Task input:
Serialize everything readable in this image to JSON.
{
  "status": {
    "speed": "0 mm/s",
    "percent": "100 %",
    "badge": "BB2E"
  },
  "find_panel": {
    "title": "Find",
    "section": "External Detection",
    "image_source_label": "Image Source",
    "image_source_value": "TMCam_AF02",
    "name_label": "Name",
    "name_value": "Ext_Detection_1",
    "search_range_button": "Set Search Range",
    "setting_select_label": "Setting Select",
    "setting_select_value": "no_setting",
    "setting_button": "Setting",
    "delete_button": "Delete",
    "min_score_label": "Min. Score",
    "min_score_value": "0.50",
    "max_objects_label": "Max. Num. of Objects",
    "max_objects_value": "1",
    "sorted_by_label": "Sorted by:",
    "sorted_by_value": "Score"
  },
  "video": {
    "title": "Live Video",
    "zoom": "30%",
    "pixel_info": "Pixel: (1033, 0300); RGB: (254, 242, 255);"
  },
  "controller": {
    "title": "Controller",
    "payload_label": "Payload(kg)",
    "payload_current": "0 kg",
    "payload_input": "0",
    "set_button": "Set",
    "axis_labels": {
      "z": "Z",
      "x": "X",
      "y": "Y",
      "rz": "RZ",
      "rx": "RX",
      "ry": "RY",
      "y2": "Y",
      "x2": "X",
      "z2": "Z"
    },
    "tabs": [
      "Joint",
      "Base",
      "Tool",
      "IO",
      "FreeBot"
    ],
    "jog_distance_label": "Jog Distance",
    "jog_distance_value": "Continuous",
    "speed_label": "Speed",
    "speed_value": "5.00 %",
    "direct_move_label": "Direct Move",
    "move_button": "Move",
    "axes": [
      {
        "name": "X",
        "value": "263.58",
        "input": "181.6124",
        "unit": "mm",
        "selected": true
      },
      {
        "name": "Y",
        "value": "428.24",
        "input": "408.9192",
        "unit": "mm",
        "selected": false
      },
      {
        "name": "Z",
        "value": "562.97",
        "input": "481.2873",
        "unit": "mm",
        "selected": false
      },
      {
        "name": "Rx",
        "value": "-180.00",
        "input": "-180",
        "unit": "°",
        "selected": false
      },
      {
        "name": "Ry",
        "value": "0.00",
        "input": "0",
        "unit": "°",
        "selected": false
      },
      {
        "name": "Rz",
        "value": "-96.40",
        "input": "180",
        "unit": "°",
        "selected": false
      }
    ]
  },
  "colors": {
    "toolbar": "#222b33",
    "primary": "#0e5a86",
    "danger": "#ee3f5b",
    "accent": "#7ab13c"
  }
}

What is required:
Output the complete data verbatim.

Response to the task:
Serialize everything readable in this image to JSON.
{
  "status": {
    "speed": "0 mm/s",
    "percent": "100 %",
    "badge": "BB2E"
  },
  "find_panel": {
    "title": "Find",
    "section": "External Detection",
    "image_source_label": "Image Source",
    "image_source_value": "TMCam_AF02",
    "name_label": "Name",
    "name_value": "Ext_Detection_1",
    "search_range_button": "Set Search Range",
    "setting_select_label": "Setting Select",
    "setting_select_value": "no_setting",
    "setting_button": "Setting",
    "delete_button": "Delete",
    "min_score_label": "Min. Score",
    "min_score_value": "0.50",
    "max_objects_label": "Max. Num. of Objects",
    "max_objects_value": "1",
    "sorted_by_label": "Sorted by:",
    "sorted_by_value": "Score"
  },
  "video": {
    "title": "Live Video",
    "zoom": "30%",
    "pixel_info": "Pixel: (1033, 0300); RGB: (254, 242, 255);"
  },
  "controller": {
    "title": "Controller",
    "payload_label": "Payload(kg)",
    "payload_current": "0 kg",
    "payload_input": "0",
    "set_button": "Set",
    "axis_labels": {
      "z": "Z",
      "x": "X",
      "y": "Y",
      "rz": "RZ",
      "rx": "RX",
      "ry": "RY",
      "y2": "Y",
      "x2": "X",
      "z2": "Z"
    },
    "tabs": [
      "Joint",
      "Base",
      "Tool",
      "IO",
      "FreeBot"
    ],
    "jog_distance_label": "Jog Distance",
    "jog_distance_value": "Continuous",
    "speed_label": "Speed",
    "speed_value": "5.00 %",
    "direct_move_label": "Direct Move",
    "move_button": "Move",
    "axes": [
      {
        "name": "X",
        "value": "263.58",
        "input": "181.6124",
        "unit": "mm",
        "selected": true
      },
      {
        "name": "Y",
        "value": "428.24",
        "input": "408.9192",
        "unit": "mm",
        "selected": false
      },
      {
        "name": "Z",
        "value": "562.97",
        "input": "481.2873",
        "unit": "mm",
        "selected": false
      },
      {
        "name": "Rx",
        "value": "-180.00",
        "input": "-180",
        "unit": "°",
        "selected": false
      },
      {
        "name": "Ry",
        "value": "0.00",
        "input": "0",
        "unit": "°",
        "selected": false
      },
      {
        "name": "Rz",
        "value": "-96.40",
        "input": "180",
        "unit": "°",
        "selected": false
      }
    ]
  },
  "colors": {
    "toolbar": "#222b33",
    "primary": "#0e5a86",
    "danger": "#ee3f5b",
    "accent": "#7ab13c"
  }
}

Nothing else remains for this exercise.